Data for review:

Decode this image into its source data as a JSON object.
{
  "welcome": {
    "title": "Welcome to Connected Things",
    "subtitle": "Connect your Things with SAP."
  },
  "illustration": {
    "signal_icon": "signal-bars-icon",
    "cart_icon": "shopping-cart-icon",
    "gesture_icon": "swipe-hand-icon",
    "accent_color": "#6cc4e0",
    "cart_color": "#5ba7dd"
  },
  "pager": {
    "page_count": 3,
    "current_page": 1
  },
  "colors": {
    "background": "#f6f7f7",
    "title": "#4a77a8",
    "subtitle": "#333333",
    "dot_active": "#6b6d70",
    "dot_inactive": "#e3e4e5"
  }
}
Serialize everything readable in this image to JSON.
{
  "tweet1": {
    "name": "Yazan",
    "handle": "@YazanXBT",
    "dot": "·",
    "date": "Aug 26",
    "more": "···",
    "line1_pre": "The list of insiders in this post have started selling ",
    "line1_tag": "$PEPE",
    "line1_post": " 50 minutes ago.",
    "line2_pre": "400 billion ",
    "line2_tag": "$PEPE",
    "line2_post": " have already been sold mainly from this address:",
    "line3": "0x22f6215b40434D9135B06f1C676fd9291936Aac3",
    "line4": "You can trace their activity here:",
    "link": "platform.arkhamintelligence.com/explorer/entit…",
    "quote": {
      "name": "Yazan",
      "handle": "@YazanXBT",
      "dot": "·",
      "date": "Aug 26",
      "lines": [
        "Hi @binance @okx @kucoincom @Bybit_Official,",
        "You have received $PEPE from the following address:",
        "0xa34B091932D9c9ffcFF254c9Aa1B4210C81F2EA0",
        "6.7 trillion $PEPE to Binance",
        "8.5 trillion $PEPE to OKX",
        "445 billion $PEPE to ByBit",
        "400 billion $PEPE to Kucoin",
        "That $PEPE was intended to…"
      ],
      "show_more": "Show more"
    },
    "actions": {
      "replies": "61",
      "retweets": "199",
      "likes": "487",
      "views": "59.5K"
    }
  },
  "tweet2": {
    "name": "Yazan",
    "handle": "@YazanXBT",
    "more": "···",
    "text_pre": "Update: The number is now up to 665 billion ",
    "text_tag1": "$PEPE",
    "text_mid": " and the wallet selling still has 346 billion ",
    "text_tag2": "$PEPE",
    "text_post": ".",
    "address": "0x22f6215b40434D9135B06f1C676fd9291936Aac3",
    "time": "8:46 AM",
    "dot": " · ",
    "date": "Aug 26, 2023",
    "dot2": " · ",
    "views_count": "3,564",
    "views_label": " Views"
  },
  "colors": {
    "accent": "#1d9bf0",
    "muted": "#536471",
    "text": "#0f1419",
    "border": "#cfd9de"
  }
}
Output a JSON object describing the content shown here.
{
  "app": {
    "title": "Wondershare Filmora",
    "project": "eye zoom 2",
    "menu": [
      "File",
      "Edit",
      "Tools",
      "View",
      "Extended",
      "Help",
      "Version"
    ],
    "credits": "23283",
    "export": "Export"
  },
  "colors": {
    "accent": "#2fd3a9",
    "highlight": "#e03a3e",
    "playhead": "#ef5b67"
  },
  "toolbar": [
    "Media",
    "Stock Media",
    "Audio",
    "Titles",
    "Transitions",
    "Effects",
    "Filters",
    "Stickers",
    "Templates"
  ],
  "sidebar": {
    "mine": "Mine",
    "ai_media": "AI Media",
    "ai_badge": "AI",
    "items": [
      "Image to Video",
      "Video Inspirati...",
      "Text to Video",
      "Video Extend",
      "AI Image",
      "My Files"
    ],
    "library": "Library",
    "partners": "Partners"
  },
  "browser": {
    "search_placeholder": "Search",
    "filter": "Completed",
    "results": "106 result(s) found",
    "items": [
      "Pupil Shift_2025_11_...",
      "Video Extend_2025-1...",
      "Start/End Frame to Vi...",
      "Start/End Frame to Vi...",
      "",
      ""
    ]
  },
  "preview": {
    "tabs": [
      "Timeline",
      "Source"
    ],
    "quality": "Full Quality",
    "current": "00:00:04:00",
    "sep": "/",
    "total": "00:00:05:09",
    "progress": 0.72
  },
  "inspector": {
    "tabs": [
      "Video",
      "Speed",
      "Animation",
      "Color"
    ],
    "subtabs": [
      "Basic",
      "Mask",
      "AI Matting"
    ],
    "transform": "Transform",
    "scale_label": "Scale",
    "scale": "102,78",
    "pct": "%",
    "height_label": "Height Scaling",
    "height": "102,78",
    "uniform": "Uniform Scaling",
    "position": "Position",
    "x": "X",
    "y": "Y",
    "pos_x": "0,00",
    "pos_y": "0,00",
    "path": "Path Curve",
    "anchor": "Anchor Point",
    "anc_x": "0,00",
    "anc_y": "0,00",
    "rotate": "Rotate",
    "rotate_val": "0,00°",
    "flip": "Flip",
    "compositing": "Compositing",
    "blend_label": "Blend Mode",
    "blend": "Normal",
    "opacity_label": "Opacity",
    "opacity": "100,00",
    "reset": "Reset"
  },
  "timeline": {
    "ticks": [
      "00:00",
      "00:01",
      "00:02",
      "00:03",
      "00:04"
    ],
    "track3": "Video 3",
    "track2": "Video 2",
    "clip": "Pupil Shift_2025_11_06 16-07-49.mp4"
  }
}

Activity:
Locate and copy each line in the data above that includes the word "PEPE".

Response area:
    "line1_tag": "$PEPE",
    "line2_tag": "$PEPE",
        "You have received $PEPE from the following address:",
        "6.7 trillion $PEPE to Binance",
        "8.5 trillion $PEPE to OKX",
        "445 billion $PEPE to ByBit",
        "400 billion $PEPE to Kucoin",
        "That $PEPE was intended to…"
    "text_tag1": "$PEPE",
    "text_tag2": "$PEPE",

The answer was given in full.